“Only after the Tennessee Department of Commerce and Insurance closed them did they really take it seriously,” Boosey said.
A StoneMor representative told the Problem Solvers the timing was a “coincidence,” saying “the situation was being handled long before the state was involved” and that they had a new A.C. unit ordered.
But in all, state paperwork showed they kept the mausoleum open for at least five months while the air malfunctioned and bodies leaked out of caskets.
“You wonder where it happened, where is it. Was it close to my wife?” Boosey said.
“They should’ve took care of it right then and there but they didn’t. They neglected it,” Bryant said.
For his part, Bryant said he wished he reported the issue to the state back in June when he first noticed it.
He hoped his delay would be a future warning for others.

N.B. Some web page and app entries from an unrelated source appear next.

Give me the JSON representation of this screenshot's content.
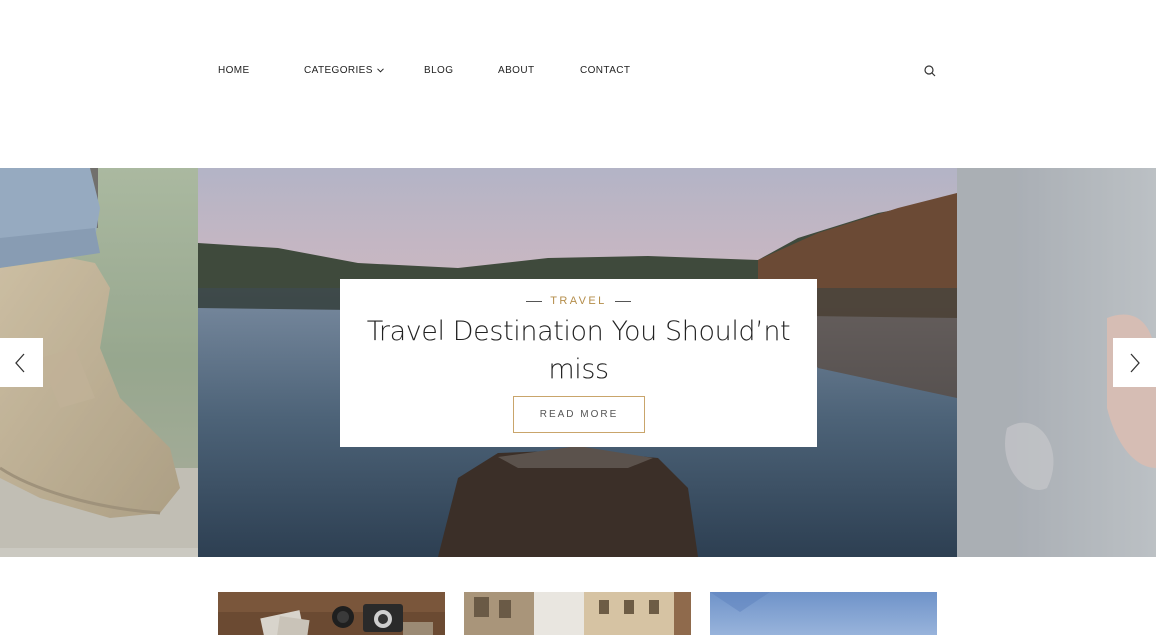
{
  "nav": {
    "items": [
      {
        "label": "HOME"
      },
      {
        "label": "CATEGORIES"
      },
      {
        "label": "BLOG"
      },
      {
        "label": "ABOUT"
      },
      {
        "label": "CONTACT"
      }
    ],
    "icons": {
      "dropdown": "chevron-down-icon",
      "search": "search-icon"
    }
  },
  "slider": {
    "category": "TRAVEL",
    "title": "Travel Destination You Should’nt miss",
    "cta": "READ MORE",
    "icons": {
      "prev": "chevron-left-icon",
      "next": "chevron-right-icon"
    },
    "colors": {
      "accent": "#b48d4a",
      "button_border": "#c9a56b"
    }
  }
}
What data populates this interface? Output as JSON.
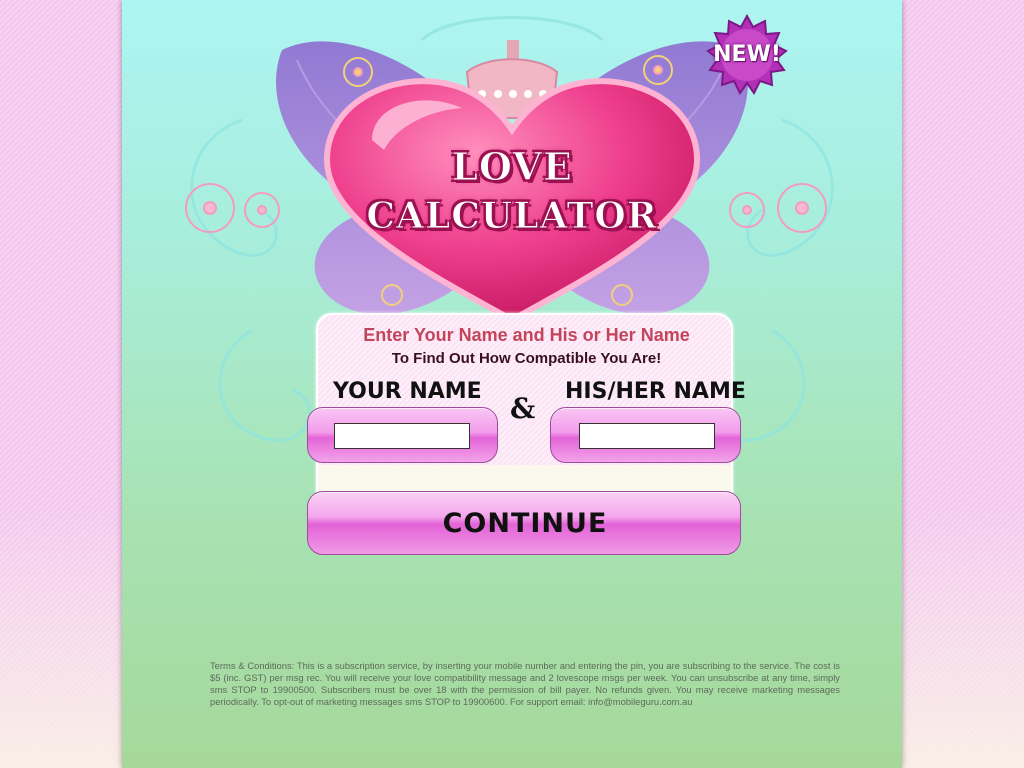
{
  "colors": {
    "page_background": "#f4c6ef",
    "panel_top": "#aef4f2",
    "panel_bottom": "#a6d89a",
    "heart_pink": "#ee3d8c",
    "butterfly_purple": "#9b6dc6",
    "button_pink": "#e465d8",
    "headline_red": "#c2455c"
  },
  "badge": {
    "text": "NEW!",
    "icon": "starburst-badge-icon"
  },
  "header": {
    "title_line1": "LOVE",
    "title_line2": "CALCULATOR",
    "icons": [
      "heart-icon",
      "butterfly-icon",
      "crown-icon",
      "flower-icon"
    ]
  },
  "form": {
    "headline": "Enter Your Name and His or Her Name",
    "subheadline": "To Find Out How Compatible You Are!",
    "your_name_label": "YOUR NAME",
    "their_name_label": "HIS/HER NAME",
    "ampersand": "&",
    "your_name_value": "",
    "their_name_value": "",
    "continue_label": "CONTINUE"
  },
  "footer": {
    "terms": "Terms & Conditions: This is a subscription service, by inserting your mobile number and entering the pin, you are subscribing to the service. The cost is $5 (inc. GST) per msg rec. You will receive your love compatibility message and 2 lovescope msgs per week. You can unsubscribe at any time, simply sms STOP to 19900500. Subscribers must be over 18 with the permission of bill payer. No refunds given. You may receive marketing messages periodically. To opt-out of marketing messages sms STOP to 19900600. For support email: info@mobileguru.com.au"
  }
}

The facility is now back open. State officials say they’ve fixed the issue. They fined StoneMor $37,000 for the incident.